This page is for clinicians to share with patients in the intensive care unit (ICU) and their carers and loved ones. The information will help patients and carers to understand what happens in ICU and what to expect while your loved one is there.
What is an ICU?
Intensive care units are special areas of the hospital where the sickest of people are cared for.
Usually, someone is admitted to the ICU because they need:
- to be on a breathing machine (a ventilator)
- help with their blood pressure or heart rate
- to be on a heart lung bypass machine (ECMO), or
- dialysis for their kidneys.
Sometimes people need to have lots of machines and medications to help them get better.
Why are people admitted to the ICU?
A person is likely to be admitted to the ICU if they are in a critical condition and need constant observation and specialised care. This can happen:
- after major surgery
- following an accident (e.g. car accident, severe burn)
- during a chronic or terminal illness (e.g. heart or kidney failure, stroke, heart attack)
- during a serious infection (e.g. pneumonia, sepsis).
Getting more information
We encourage you to reach out to the doctors and nurses looking after your loved one.
The links below will take you to more specific information about conditions, equipment, investigations, treatments and visiting.
Common conditions and critical illnesses experienced by people admitted to an ICU.
Equipment in the intensive care unit
Explanations of some of the most commonly used equipment in the intensive care unit.
Tests, monitoring and treatment
Types of medical investigations, monitoring and treatments used in an intensive care unit.
Community language fact sheets
Resources for patients and carers in the intensive care unit translated into in a number of community languages.
Virtual visiting in intensive care
How mobile technology keeps patients, carers and staff connected in intensive care units.
What to expect while your loved one is in intensive care

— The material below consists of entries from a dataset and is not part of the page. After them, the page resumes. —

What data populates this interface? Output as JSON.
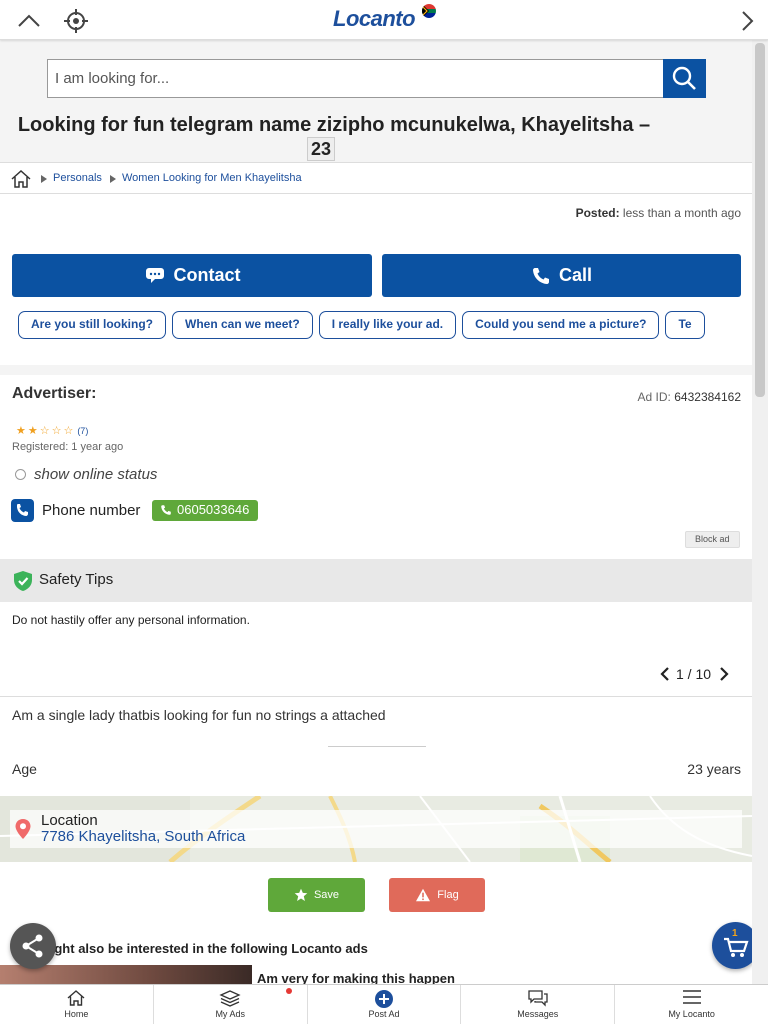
{
  "topbar": {
    "logo_text": "Locanto"
  },
  "search": {
    "placeholder": "I am looking for..."
  },
  "listing": {
    "title": "Looking for fun telegram name zizipho mcunukelwa, Khayelitsha –",
    "title_age": "23",
    "posted_label": "Posted:",
    "posted_value": "less than a month ago",
    "description": "Am a single lady thatbis looking for fun no strings a attached",
    "age_label": "Age",
    "age_value": "23 years",
    "pager": "1 / 10"
  },
  "breadcrumb": {
    "items": [
      "Personals",
      "Women Looking for Men Khayelitsha"
    ]
  },
  "actions": {
    "contact": "Contact",
    "call": "Call"
  },
  "quick_messages": [
    "Are you still looking?",
    "When can we meet?",
    "I really like your ad.",
    "Could you send me a picture?",
    "Te"
  ],
  "advertiser": {
    "heading": "Advertiser:",
    "ad_id_label": "Ad ID:",
    "ad_id": "6432384162",
    "rating": 2,
    "rating_max": 5,
    "rating_count": "(7)",
    "registered": "Registered: 1 year ago",
    "online_status": "show online status",
    "phone_label": "Phone number",
    "phone_number": "0605033646",
    "block_label": "Block ad"
  },
  "safety": {
    "heading": "Safety Tips",
    "tip": "Do not hastily offer any personal information."
  },
  "location": {
    "label": "Location",
    "value": "7786 Khayelitsha, South Africa"
  },
  "buttons": {
    "save": "Save",
    "flag": "Flag"
  },
  "related": {
    "heading": "You might also be interested in the following Locanto ads",
    "first_title": "Am very for making this happen"
  },
  "cart": {
    "count": "1"
  },
  "bottom_nav": [
    "Home",
    "My Ads",
    "Post Ad",
    "Messages",
    "My Locanto"
  ],
  "colors": {
    "brand_blue": "#0b52a2",
    "green": "#5fa83a",
    "flag_red": "#e06a5a",
    "star": "#f0a020"
  }
}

This printable brochure provides more information about what to expect while your loved one is in intensive care.
You can also visit healthdirect for more information about intensive care.